© 2005 Plant Management Network.
Abnormal Leaf Development on White Oaks Linked to Drift of Chloroacetamide Herbicides
Jayesh B. Samtani, Graduate Research Assistant, John B. Masiunas, Associate Professor, and James E. Appleby, Associate Professor, University of Illinois, Department of Natural Resources and Environmental Sciences, 1201 W. Gregory Drive, Urbana 61801
Corresponding author: Jayesh B. Samtani. firstname.lastname@example.org
Samtani, J. B., Masiunas, J. B., and Appleby, J. E. 2005. Abnormal leaf development on white oaks linked to drift of chloroacetamide herbicides. Online. Plant Health Progress doi:10.1094/PHP-2005-0221-01-HN.
During the last few decades, white oak (Quercus alba L.) in the north central region have developed malformed spring leaves often called “leaf tatters”. The symptoms begin with the death of some interveinal leaf tissues, eventually leaving only the main leaf veins with little interveinal tissues present (Fig. 1). Leaf tatters reduces the overall canopy of trees, making them more susceptible to other stresses. Leaf tatters has been reported in Illinois, Indiana, Iowa, Michigan, Minnesota, Missouri, Ohio, and Wisconsin. In the landscape, tatters has been observed only on white oak and related white oak species. Red oak (Quercus rubra L.) does not seem to be affected by tatters (J. E. Appleby, personal observations). Winter injury, frost, insect attack, and herbicide drift were all thought to be possible causes of leaf tatters. We hypothesized that leaf tatters on white oak was due to herbicide drift from herbicide applications onto corn and soybean fields.
In an experiment conducted in 2004 at Champaign, IL, two-year-old potted white oak seedlings 0.6 m in height were treated with six herbicide treatments at three concentrations of 1/4, 1/10, and 1/100× the standard field-use rate.

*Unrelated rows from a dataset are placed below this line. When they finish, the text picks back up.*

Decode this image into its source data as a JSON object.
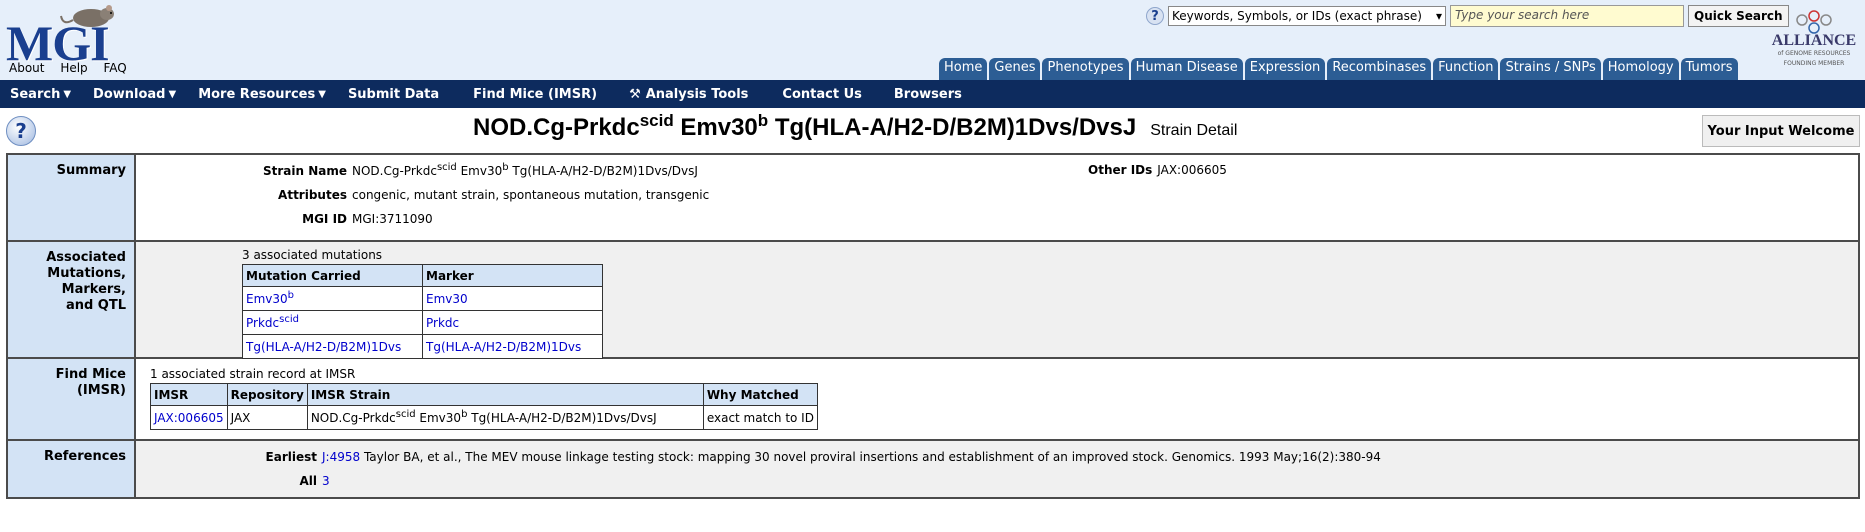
{
  "header": {
    "logo_text": "MGI",
    "links": [
      "About",
      "Help",
      "FAQ"
    ],
    "search_select_value": "Keywords, Symbols, or IDs (exact phrase)",
    "search_placeholder": "Type your search here",
    "quick_search_label": "Quick Search",
    "alliance": {
      "name": "ALLIANCE",
      "sub": "of GENOME RESOURCES",
      "sub2": "FOUNDING MEMBER"
    },
    "tabs": [
      "Home",
      "Genes",
      "Phenotypes",
      "Human Disease",
      "Expression",
      "Recombinases",
      "Function",
      "Strains / SNPs",
      "Homology",
      "Tumors"
    ]
  },
  "navbar": {
    "items": [
      "Search",
      "Download",
      "More Resources",
      "Submit Data",
      "Find Mice (IMSR)",
      "Analysis Tools",
      "Contact Us",
      "Browsers"
    ]
  },
  "title": {
    "part1": "NOD.Cg-Prkdc",
    "sup1": "scid",
    "part2": " Emv30",
    "sup2": "b",
    "part3": " Tg(HLA-A/H2-D/B2M)1Dvs/DvsJ",
    "subtitle": "Strain Detail",
    "feedback_label": "Your Input Welcome"
  },
  "summary": {
    "label": "Summary",
    "strain_name_label": "Strain Name",
    "strain_name": {
      "a": "NOD.Cg-Prkdc",
      "sup_a": "scid",
      "b": " Emv30",
      "sup_b": "b",
      "c": " Tg(HLA-A/H2-D/B2M)1Dvs/DvsJ"
    },
    "attributes_label": "Attributes",
    "attributes": "congenic, mutant strain, spontaneous mutation, transgenic",
    "mgi_id_label": "MGI ID",
    "mgi_id": "MGI:3711090",
    "other_ids_label": "Other IDs",
    "other_ids": "JAX:006605"
  },
  "mutations": {
    "label_lines": [
      "Associated",
      "Mutations,",
      "Markers,",
      "and QTL"
    ],
    "count_text": "3 associated mutations",
    "headers": [
      "Mutation Carried",
      "Marker"
    ],
    "rows": [
      {
        "mutation": "Emv30",
        "mutation_sup": "b",
        "marker": "Emv30"
      },
      {
        "mutation": "Prkdc",
        "mutation_sup": "scid",
        "marker": "Prkdc"
      },
      {
        "mutation": "Tg(HLA-A/H2-D/B2M)1Dvs",
        "mutation_sup": "",
        "marker": "Tg(HLA-A/H2-D/B2M)1Dvs"
      }
    ]
  },
  "imsr": {
    "label_lines": [
      "Find Mice",
      "(IMSR)"
    ],
    "count_text": "1 associated strain record at IMSR",
    "headers": [
      "IMSR",
      "Repository",
      "IMSR Strain",
      "Why Matched"
    ],
    "row": {
      "imsr": "JAX:006605",
      "repository": "JAX",
      "strain_a": "NOD.Cg-Prkdc",
      "strain_sup_a": "scid",
      "strain_b": " Emv30",
      "strain_sup_b": "b",
      "strain_c": " Tg(HLA-A/H2-D/B2M)1Dvs/DvsJ",
      "why": "exact match to ID"
    }
  },
  "references": {
    "label": "References",
    "earliest_label": "Earliest",
    "earliest_id": "J:4958",
    "earliest_text": " Taylor BA, et al., The MEV mouse linkage testing stock: mapping 30 novel proviral insertions and establishment of an improved stock. Genomics. 1993 May;16(2):380-94",
    "all_label": "All",
    "all_count": "3"
  }
}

These herbicides and their standard field-use rate of a.i. included a phenoxy herbicide -- 2, 4-D ester (LV 400) at 1.5 kg/ha; glyphosate (Roundup Weathermax) at 1.1 kg/ha; 2, 4-D ester + glyphosate at 0.8 kg/ha + 1 kg/ha, respectively; a benzoic herbicide -- dicamba (Clarity) at 0.7 kg/ha; a chloroacetamide + triazine herbicide -- acetochlor + atrazine (Harness Xtra) at 3.5 kg/ha; and a chloroacetamide herbicide -- metolachlor (Dual Magnum) at 2.0 kg/ha. The trees were sprayed with the herbicides at three growth stages: (i) swollen bud, (ii) leaves just unfolding, and (iii) expanded leaves (1). White oak treated with water served as controls. In addition, two-year-old potted red oak, 0.7 m in height, treated with water were included as controls non-susceptible to tatters. A compressed air spraying chamber with a moving 80015 EVS spray nozzle delivering 187 liter/ha at 207 kPa was used to apply the herbicides. Treated oaks were arranged in a completely randomized design with seven single-tree replications for each treatment. The experimental site was an open plot, approximately 3 km from the nearest crop fields.
Leaf tatters were observed on two, three, and three out of the seven white oaks treated with metolachlor at leaf unfolding stage at concentrations of 1/4×, 1/10×, and 1/100× (Fig. 2), respectively. For acetochlor + atrazine, tatters were observed on four, four, and five out of the seven white oaks treated at 1/4×, 1/10×, and 1/100× concentrations, respectively, when treated at the leaf unfolding stage. Leaf tatters did not occur on white oaks treated with acetochlor + atrazine or metolachlor at the other two growth stages or on white oaks treated with other herbicides at all three growth stages. The red and white oak controls did not show tatters. After 45 days following treatments with metolachlor or acetochlor + atrazine, white oak seedlings produced a new flush of growth which was unaffected by leaf tatters (Fig. 3).
The study indicates that drift of chloroacetamide herbicides is a possible cause of the leaf tatters syndrome. We will be repeating the experiment next year and will evaluate alternative ways of treating the seedlings to confirm growth-specific susceptibility of white oak to chloroacetamides.
1. Kolb, T. E., and Teulon, D. A. J. 1991. Relationship between sugar maple budburst phenology and pear thrips damage. Can. J. For. Res. 21:1043-1048.